My husband (whose cultural background is very inclusive of kids at weddings) is perturbed and insulted that we will have to bring the three little kids a very long way to a ceremony, only to drop them off with a babysitter. He loves our kids, of course, but for him it’s not a relaxing family vacation to drive the kids a long distance; he would likely be stressed the whole time. I want the kids to participate in what they can of the family event, even though it’s a logistical inconvenience to us. I see it from more of a family vacation view. Plus, I would rather enjoy myself at the reception (ha!), so I don’t mind the part where we would leave them with a babysitter. My other cousins are bringing their little kids and nobody sees it to be a problem … they would certainly ask us where our kids are if we left them home.
Should I request a table for the kids at the reception? Leave the kids home with my in-laws? Or ask husband to suck it up in name of family event/reunion? Is it super crappy of the bride and groom to ask kids to be in the wedding but then not invite them to the reception? Have you been in a similar situation?
— 18 Hours Is A Long One
Dear 18 Hours,
It sounds to me like the “in the ceremony, not at the reception” question is something of a red herring here. The ask is a little annoying, but as you say, your other cousins are not surprised or upset by it, and I have certainly taken my child to a wedding where she was welcome at the ceremony and then had to leave for the drinking-and-food part of things. (For what it’s worth, she was totally unbothered by this, and thought that the ceremony itself was the bee’s knees, worthy of re-enactment with stuffies for four weeks thereafter.) And it would, I think, be a breach of etiquette to ask for another table at the reception for the kids.
But yes—I think all of this is a little bit neither here nor there. It sounds like your husband is just a little bit overwhelmed by the idea of this 18-hour drive with these three, and is focused on the ceremony versus reception question because it’s kind of catalyzing all of these feelings about this whole plan being just wrong. I have to be honest—I kind of agree with him! This drive sounds like something I’d dread. And this is a wedding on your side of the family—his in-laws—which is a whole other thing, when it comes to prospective enjoyment levels, at least for some people.
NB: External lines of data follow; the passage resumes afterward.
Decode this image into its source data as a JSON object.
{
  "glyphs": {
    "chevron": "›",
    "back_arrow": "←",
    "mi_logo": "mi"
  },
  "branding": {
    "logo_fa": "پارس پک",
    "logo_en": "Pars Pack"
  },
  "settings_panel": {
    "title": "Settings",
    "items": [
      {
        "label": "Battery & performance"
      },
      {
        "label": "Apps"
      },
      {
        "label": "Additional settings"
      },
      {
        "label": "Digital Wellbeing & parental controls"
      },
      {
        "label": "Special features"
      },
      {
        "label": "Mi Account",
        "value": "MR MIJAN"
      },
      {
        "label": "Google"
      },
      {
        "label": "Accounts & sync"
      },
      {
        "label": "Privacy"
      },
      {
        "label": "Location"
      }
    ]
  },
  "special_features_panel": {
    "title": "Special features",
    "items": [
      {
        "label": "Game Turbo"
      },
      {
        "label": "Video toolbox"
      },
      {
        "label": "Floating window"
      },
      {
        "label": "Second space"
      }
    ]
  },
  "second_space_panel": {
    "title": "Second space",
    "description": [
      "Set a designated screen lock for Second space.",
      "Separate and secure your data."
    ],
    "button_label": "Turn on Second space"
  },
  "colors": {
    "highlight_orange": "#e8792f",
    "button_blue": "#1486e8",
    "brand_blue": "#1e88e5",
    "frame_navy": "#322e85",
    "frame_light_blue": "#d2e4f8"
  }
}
I’m not sure if you’re determined to drive the whole way, or if you’d be willing to do this the plane-plus-rental-car way. That is probably a lot pricier, but I wonder if it might seem a little more bearable to your husband? Try to see it from his point of view: This sounds less like a vacation, and more like a trial-by-fire.
If he’s still not sold, I think your best bet is to tell your brother that bringing the children is just too much for you guys (giving him plenty of time to fill the small hole in the ceremony), leave the kids with the in-laws, and fly there with your husband, to have a good time. Your cousins may be traveling with their kids just fine, but everyone’s situation is different, and I think, in the end, this choice will feel like a relief. Happy husband, happy life, as the (slightly amended) saying goes. — Rebecca Onion
From: “I Can’t Believe What My Brother Is Asking Us to Do With Our Kids at His Wedding” (Apr. 18, 2022)